Chris Anderson explains the difference between labor going on strike and politicians holding the people hostage.
It is curious to me that many of the voices that attack organized labor do so with a venom matched only by their hatred of big government. Unions are private organizations that work independently of government (though often in concert with it) to fight for the rights of their membership. Indeed, it can be argued that public sector unions actually do a far better job of monitoring (although not always managing) public sector expenditures than the current crop of public service and government bashers in and allied around Congress. Yes, at times labor has to call for a work stoppage to protect the rights and livelihoods of its members. But when was the last time a labor stoppage threatened national security, closed public access to many of this country’s national treasures, and posed a grave threat to the health and welfare of millions of Americans?
As a member of Local One IATSE, I supported my union’s action this week. After over a year of unsuccessful negotiating with management, we went on strike for 3 days this week at Carnegie Hall. The real root of the issue was the expansion of Carnegie Hall’s activities into a new educational wing. Management did not want to allow our members work in this new wing, we felt that some of that work fell into our areas of expertise should be done under contract. In the end, a compromise was reached that gave both sides some of what they wanted.
As someone who has worked both under union representation (and protection) and without it, I can tell you that the stagehands earn what they are paid. Also, in contradiction to what most people would believe the vast majority of members of Local One are not making six-figure salaries, even the ones who work on Broadway. Another interesting stat from the 2012 990 of Carnegie Hall that hasn’t been widely reported (yet is publicly viewable) – Over the past 2 years, the Carnegie Hall non-profit organization has brought in close to $75 MILLION dollars in revenues over expenses.

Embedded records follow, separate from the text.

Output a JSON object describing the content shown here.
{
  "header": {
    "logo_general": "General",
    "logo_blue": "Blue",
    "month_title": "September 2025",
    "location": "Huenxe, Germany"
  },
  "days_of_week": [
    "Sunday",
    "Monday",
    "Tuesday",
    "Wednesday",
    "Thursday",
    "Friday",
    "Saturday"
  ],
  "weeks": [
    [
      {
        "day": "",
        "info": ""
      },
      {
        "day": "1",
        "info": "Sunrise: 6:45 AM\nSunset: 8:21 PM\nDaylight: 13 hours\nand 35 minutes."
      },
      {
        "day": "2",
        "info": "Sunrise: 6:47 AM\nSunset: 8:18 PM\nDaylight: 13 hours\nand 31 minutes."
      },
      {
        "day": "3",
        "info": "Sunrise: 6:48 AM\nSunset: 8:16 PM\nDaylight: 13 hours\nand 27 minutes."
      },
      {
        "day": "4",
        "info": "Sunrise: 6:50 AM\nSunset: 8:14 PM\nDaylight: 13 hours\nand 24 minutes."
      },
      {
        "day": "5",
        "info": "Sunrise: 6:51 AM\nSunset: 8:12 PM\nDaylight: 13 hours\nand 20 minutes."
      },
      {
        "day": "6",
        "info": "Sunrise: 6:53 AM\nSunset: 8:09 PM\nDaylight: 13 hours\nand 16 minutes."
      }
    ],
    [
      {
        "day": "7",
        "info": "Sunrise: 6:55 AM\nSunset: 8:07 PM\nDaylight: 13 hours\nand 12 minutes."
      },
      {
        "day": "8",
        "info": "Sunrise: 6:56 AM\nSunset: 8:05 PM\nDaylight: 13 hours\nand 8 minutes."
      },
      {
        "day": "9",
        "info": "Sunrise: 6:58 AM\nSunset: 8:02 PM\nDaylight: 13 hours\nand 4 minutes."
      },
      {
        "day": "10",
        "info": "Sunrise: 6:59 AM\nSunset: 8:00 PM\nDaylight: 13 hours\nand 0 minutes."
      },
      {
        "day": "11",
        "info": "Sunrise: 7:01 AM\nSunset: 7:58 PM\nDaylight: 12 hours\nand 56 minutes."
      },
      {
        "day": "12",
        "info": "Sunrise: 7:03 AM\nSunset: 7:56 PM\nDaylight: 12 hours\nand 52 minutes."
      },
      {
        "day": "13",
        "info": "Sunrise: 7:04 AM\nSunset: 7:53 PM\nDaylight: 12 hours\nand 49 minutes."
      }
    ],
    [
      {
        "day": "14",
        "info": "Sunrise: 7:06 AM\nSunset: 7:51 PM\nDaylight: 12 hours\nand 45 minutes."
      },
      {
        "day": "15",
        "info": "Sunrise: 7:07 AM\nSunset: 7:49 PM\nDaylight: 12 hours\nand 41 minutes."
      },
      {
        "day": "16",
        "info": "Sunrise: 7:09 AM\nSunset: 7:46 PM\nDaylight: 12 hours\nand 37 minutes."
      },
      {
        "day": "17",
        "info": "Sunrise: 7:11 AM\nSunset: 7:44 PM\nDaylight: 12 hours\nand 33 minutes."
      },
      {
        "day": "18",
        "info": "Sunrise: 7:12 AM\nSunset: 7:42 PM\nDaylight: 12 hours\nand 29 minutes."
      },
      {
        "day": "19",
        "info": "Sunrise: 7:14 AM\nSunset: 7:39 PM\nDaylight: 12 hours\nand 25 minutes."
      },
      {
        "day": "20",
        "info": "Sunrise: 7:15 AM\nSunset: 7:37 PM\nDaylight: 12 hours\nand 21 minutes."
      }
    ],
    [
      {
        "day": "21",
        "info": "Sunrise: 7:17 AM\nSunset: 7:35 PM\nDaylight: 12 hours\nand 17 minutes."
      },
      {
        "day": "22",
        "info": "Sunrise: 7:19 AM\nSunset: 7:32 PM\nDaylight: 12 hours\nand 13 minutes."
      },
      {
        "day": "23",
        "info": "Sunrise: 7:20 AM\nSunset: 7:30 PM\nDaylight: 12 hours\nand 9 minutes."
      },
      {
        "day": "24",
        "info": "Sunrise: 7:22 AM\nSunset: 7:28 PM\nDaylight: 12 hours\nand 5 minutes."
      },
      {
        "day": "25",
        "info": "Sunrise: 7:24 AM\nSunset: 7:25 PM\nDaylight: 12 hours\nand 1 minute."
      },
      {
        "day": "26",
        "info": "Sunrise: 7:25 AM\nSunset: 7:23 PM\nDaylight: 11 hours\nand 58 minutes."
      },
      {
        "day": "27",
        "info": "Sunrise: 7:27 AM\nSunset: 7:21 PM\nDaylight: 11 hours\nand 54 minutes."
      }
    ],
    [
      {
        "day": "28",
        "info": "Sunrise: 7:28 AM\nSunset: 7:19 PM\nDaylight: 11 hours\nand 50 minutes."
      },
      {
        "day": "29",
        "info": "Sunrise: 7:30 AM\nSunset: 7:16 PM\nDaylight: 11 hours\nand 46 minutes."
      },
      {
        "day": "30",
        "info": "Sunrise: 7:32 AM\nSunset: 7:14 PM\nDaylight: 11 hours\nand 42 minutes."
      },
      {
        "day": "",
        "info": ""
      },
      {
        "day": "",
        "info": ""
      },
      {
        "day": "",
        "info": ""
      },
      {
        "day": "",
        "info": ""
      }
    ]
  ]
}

While some people rail against the news that some of the stagehands at Carnegie Hall make what they feel are inappropriately high salaries, it is important to remember that they make it hourly. Every dollar they are paid has been Carnegie’s choice to offer it, and their choice to take it. Carnegie Hall is in no risk of going out of business because of their contract with Local One, and in fact, salary wasn’t even at the heart of this disagreement, actual jobs were. If the stagehands are willing to work 80 hours a week for 52 weeks a year, why should they apologize for being compensated at a rate that has been freely negotiated for them? The free market has determined that a person working that job for that much time get can paid that much. Indeed, it seems to me that this presents a model that more groups of workers should be emulating rather than trying to tear down.
In addition, compare the successful resolution of this dispute to the ongoing, and seemingly intractable state of affairs in Washington right now. Yet again hundreds of thousands of public sector employees are either furloughed or on the job and working without pay (some risking their lives to protect Congressional leaders who are still cashing their checks). Meanwhile, millions of Americans wait anxiously for a resolution that many feel will never come. As I write this, it seems highly unlikely this issue will be resolved soon, and even when a solution is reached – chances are it will only be a temporary stay until the next battle threatens to shut the federal government down yet again.
Am I biased towards Local One (and by extension organized labor)? Of course – I’m a member. And although I no longer work as a stagehand (currently I run a non-profit called MaleSurvivor), I continue to pay my dues and keep my union card. At the same time I don’t at all begrudge any employer bargaining hard with labor to come to mutually acceptable contracts. In point of fact, the best guarantor of the middle class is organized, well-run (i.e. not corrupt and inclusive leadership) of labor, by labor. Is organized labor a panacea? Are all unions controversy free? Of course not, and as labor supporters and members we have a duty to hold ourselves and our organizations accountable, demand greater inclusiveness for women and minorities, and ensure that we continue to fight to protect all workers, not just the ones who already hold cards.
In the end, we are the only people who can speak with authority about the circumstances we face on the job, and what we require to ensure that jobs are done correctly, professionally, and safely.